22 March 2024

Currently, breaches of health and safety are regulated under the Health and Safety at Work Act 2015 (HSWA). The HSWA sets out significant penalties for employers that fail to comply with their health and safety obligations.

In WorkSafe NZ v Salter [2017] NZDC 26277, Salters Cartage Limited (SCL) and SCL’s director, Ron Salter, were ordered to pay a joint total of $300,000 for breaches of several health and safety and hazardous substance regulations. In addition, Salter was sentenced to four and a half months’ home detention. This was a result of a workplace death in 2015, in which a contractor died from an explosion on SCL premises whilst welding near a 96,000-litre tank containing flammable substances.

Nearly six years after the incident, the Commissioner of Police (the Commissioner) is attempting to seize $11 million worth of SCL’s assets under the Criminal Proceeds (Recovery Act) 2009 (CPRA), for failing to comply with health and safety and hazardous substance regulations.

Under the CPRA, the Police may, on application to the Court, seize assets from those that profit from criminal activity. This is also known as a “forfeiture of profits” application. As noted by the Court of Appeal in Commissioner of Police v Salter & Ors [2024] NZCA 6, this would be the first time that health and safety offences are placed within the scope of proceeds of crime legislation.

What is “forfeiture of profits” under the CPRA?

The CPRA is usually used to seize assets from those that have profited from organised or gang-related crime, drug dealing, money laundering, tax evasion and other related criminal activities.

Given that health and safety offences are often a result of unintentional non-compliance, it is difficult to reconcile employers such as SCL being treated in the same way as those who unlawfully benefitted from organised or gang-related crime. Yet, the Commissioner’s forfeiture application suggests otherwise.

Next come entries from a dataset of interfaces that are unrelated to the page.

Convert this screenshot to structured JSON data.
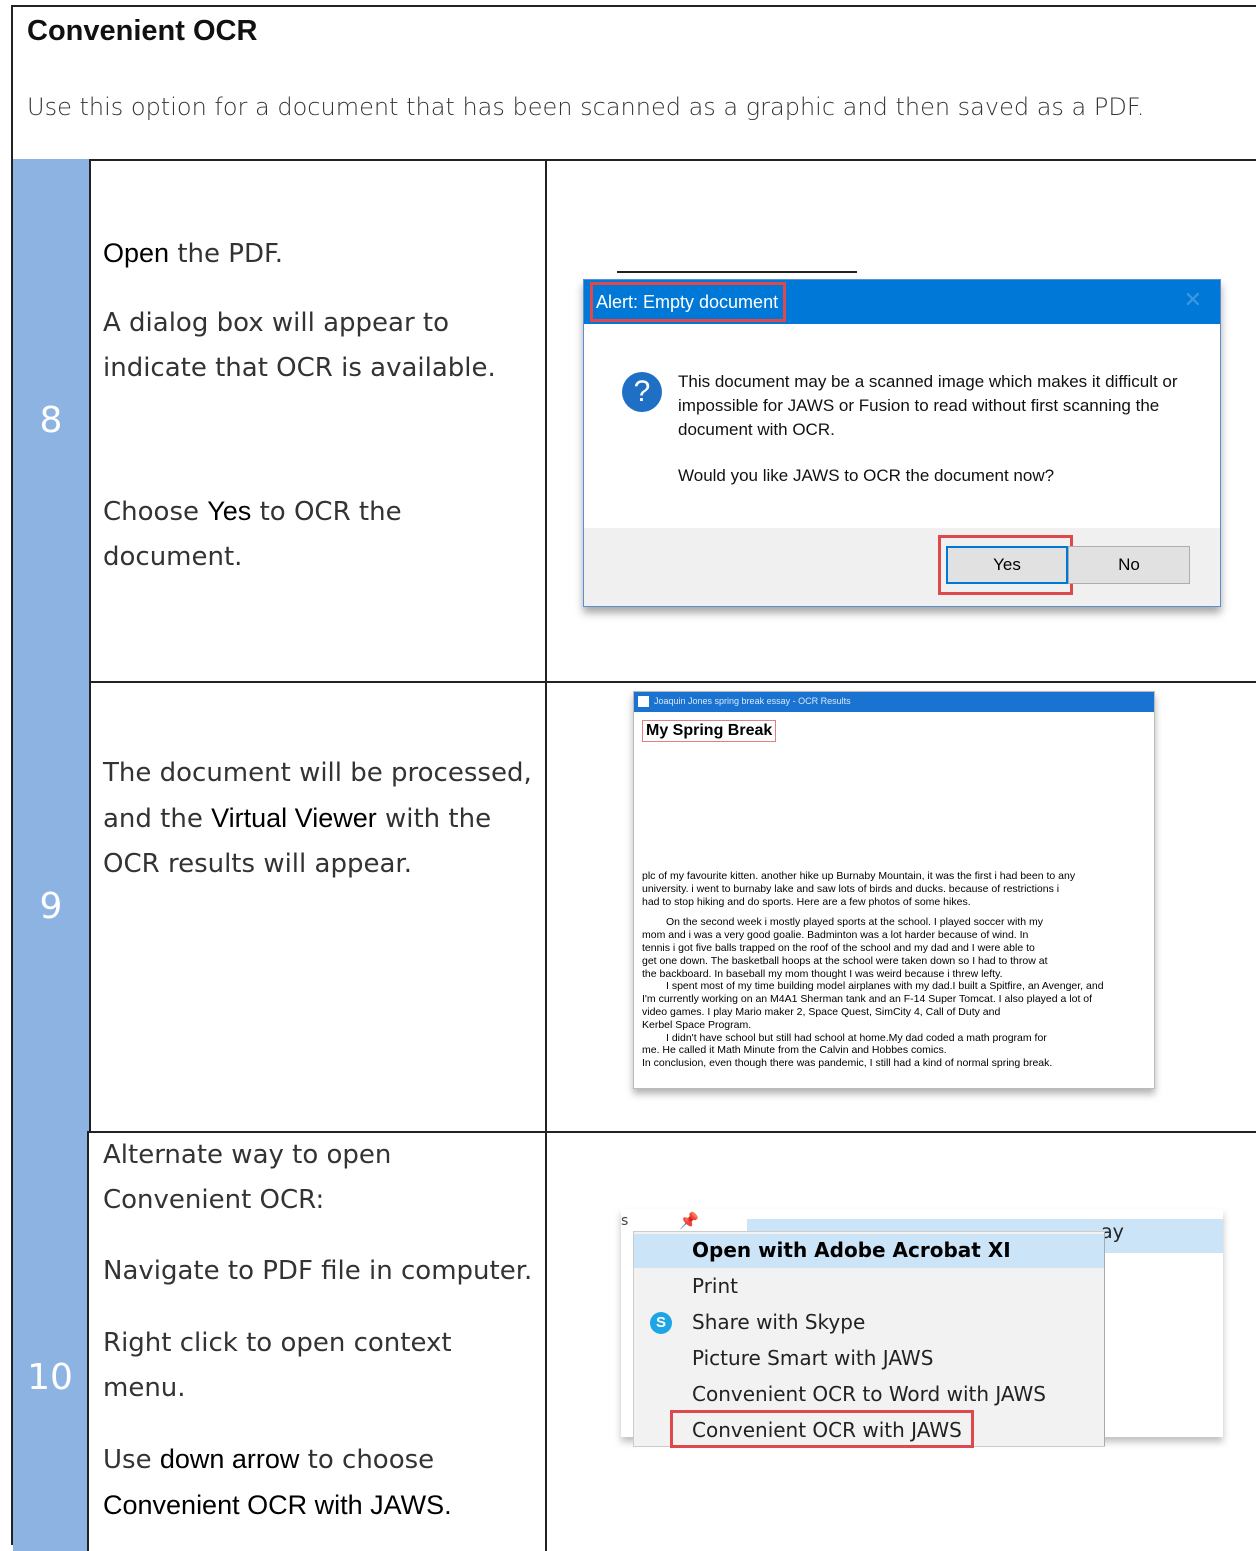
{
  "header": {
    "title": "Convenient OCR",
    "description": "Use this option for a document that has been scanned as a graphic and then saved as a PDF."
  },
  "steps": [
    {
      "number": "8",
      "lines": [
        [
          "Open",
          " the PDF."
        ],
        [
          "A dialog box will appear to",
          "indicate that OCR is available."
        ],
        [
          "Choose ",
          "Yes",
          " to OCR the",
          "document."
        ]
      ]
    },
    {
      "number": "9",
      "text_a": "The document will be processed,",
      "text_b": "and the ",
      "text_b_bold": "Virtual Viewer",
      "text_b_end": " with the",
      "text_c": "OCR results will appear."
    },
    {
      "number": "10",
      "text_a": "Alternate way to open",
      "text_b": "Convenient OCR:",
      "text_c": "Navigate to PDF file in computer.",
      "text_d": "Right click to open context",
      "text_e": "menu.",
      "text_f_pre": "Use ",
      "text_f_bold": "down arrow",
      "text_f_post": " to choose",
      "text_g_bold": "Convenient OCR with JAWS."
    }
  ],
  "dialog": {
    "title": "Alert: Empty document",
    "close": "✕",
    "icon": "?",
    "message": "This document may be a scanned image which makes it difficult or impossible for JAWS or Fusion to read without first scanning the document with OCR.",
    "question": "Would you like JAWS to OCR the document now?",
    "yes": "Yes",
    "no": "No"
  },
  "ocr_window": {
    "title": "Joaquin Jones spring break essay - OCR Results",
    "heading": "My Spring Break",
    "lines": [
      "plc of my favourite kitten. another hike up Burnaby Mountain, it was the first i had been to any",
      "university. i went to burnaby lake and saw lots of birds and ducks. because of restrictions i",
      "had to stop hiking and do sports. Here are a few photos of some hikes.",
      "On the second week i mostly played sports at the school. I played soccer with my",
      "mom and i was a very good goalie. Badminton was a lot harder because of wind. In",
      "tennis i got five balls trapped on the roof of the school and my dad and I were able to",
      "get one down. The basketball hoops at the school were taken down so I had to throw at",
      "the backboard. In baseball my mom thought I was weird because i threw lefty.",
      "I spent most of my time building model airplanes with my dad.I built a Spitfire, an Avenger, and",
      "I'm currently working on an M4A1 Sherman tank and an F-14 Super Tomcat. I also played a lot of",
      "video games. I play Mario maker 2, Space Quest, SimCity 4, Call of Duty and",
      "Kerbel Space Program.",
      "I didn't have school but still had school at home.My dad coded a math program for",
      "me. He called it Math Minute from the Calvin and Hobbes comics.",
      "In conclusion, even though there was pandemic, I still had a kind of normal spring break."
    ]
  },
  "context_menu": {
    "bg_text": "ay",
    "bg_s": "s",
    "items": [
      "Open with Adobe Acrobat XI",
      "Print",
      "Share with Skype",
      "Picture Smart with JAWS",
      "Convenient OCR to Word with JAWS",
      "Convenient OCR with JAWS"
    ],
    "skype_icon": "S"
  },
  "colors": {
    "step_number_bg": "#8db3e2",
    "dialog_bar": "#0078d7",
    "highlight_box": "#e0494b"
  }
}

What does this mean for breaches of health and safety in the future?

If the Commissioner is successful in issuing forfeiture orders against SCL, this will have a chilling effect on other business owners who may find themselves in breach of health and safety regulations in the future. Not only will future offenders fall subject to penalties under the HSWA, but they will be at risk of seizure of assets under the CPRA.

In addition, this would have a detrimental impact on small business owners (SBO), which make up a significant proportion of businesses within New Zealand. SBO’s in breach of health and safety regulations would be at risk of losing the majority of their assets, putting them out of business. It is also important to recognise the deterrent effect this would likely have on prospective SBO’s, who would become fearful of starting a business because of the high risks associated with health and safety breaches.

One may argue that this will incentivise employers to promote the health and safety of workers, however this can be achieved without subjecting employers to double jeopardy under both the HSWA and the CPRA. It cannot be said that employer’s benefit from health and safety breaches, in the same way as those involved in organised or gang-related crime. Rather, cases such as Police v Salter & Ors [2024] serve as an important reminder to employers to ensure they are well informed of their health and safety duties. 

The matter will be determined in October this year when the Commissioner’s forfeiture application is heard in the High Court. Until then, business owners must be aware of the significant impact that the Commissioner’s application may have on them as employers, and the risk of double jeopardy under the HSWA and the CPRA.

For more information you can contact us: Tony Teesdale 021 920 323, Justine O’Connell 021 920 410, Michelle Battersby 021 993 735, or Esther Cohen-Goh 021 178 4111